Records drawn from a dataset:
"""

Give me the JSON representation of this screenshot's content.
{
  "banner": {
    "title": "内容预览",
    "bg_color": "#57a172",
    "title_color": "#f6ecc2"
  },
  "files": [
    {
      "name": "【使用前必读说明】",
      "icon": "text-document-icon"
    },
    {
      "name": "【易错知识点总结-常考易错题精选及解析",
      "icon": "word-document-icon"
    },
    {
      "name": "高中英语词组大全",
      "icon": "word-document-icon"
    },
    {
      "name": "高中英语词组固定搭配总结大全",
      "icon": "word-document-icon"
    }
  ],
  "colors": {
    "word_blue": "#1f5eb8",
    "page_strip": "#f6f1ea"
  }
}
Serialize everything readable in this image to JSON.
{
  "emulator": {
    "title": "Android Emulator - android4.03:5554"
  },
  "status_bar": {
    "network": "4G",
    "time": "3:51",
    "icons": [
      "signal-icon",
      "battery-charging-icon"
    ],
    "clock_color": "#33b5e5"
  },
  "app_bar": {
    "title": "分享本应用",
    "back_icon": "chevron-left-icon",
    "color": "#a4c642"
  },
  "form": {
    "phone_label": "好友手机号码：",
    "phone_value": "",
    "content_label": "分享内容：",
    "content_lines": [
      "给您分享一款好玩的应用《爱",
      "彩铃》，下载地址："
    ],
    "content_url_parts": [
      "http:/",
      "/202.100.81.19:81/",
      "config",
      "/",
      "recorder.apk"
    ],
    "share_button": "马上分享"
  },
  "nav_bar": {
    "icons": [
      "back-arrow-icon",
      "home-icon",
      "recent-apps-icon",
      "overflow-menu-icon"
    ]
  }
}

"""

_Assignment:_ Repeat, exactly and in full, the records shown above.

_Answer box:_
Give me the JSON representation of this screenshot's content.
{
  "banner": {
    "title": "内容预览",
    "bg_color": "#57a172",
    "title_color": "#f6ecc2"
  },
  "files": [
    {
      "name": "【使用前必读说明】",
      "icon": "text-document-icon"
    },
    {
      "name": "【易错知识点总结-常考易错题精选及解析",
      "icon": "word-document-icon"
    },
    {
      "name": "高中英语词组大全",
      "icon": "word-document-icon"
    },
    {
      "name": "高中英语词组固定搭配总结大全",
      "icon": "word-document-icon"
    }
  ],
  "colors": {
    "word_blue": "#1f5eb8",
    "page_strip": "#f6f1ea"
  }
}
Serialize everything readable in this image to JSON.
{
  "emulator": {
    "title": "Android Emulator - android4.03:5554"
  },
  "status_bar": {
    "network": "4G",
    "time": "3:51",
    "icons": [
      "signal-icon",
      "battery-charging-icon"
    ],
    "clock_color": "#33b5e5"
  },
  "app_bar": {
    "title": "分享本应用",
    "back_icon": "chevron-left-icon",
    "color": "#a4c642"
  },
  "form": {
    "phone_label": "好友手机号码：",
    "phone_value": "",
    "content_label": "分享内容：",
    "content_lines": [
      "给您分享一款好玩的应用《爱",
      "彩铃》，下载地址："
    ],
    "content_url_parts": [
      "http:/",
      "/202.100.81.19:81/",
      "config",
      "/",
      "recorder.apk"
    ],
    "share_button": "马上分享"
  },
  "nav_bar": {
    "icons": [
      "back-arrow-icon",
      "home-icon",
      "recent-apps-icon",
      "overflow-menu-icon"
    ]
  }
}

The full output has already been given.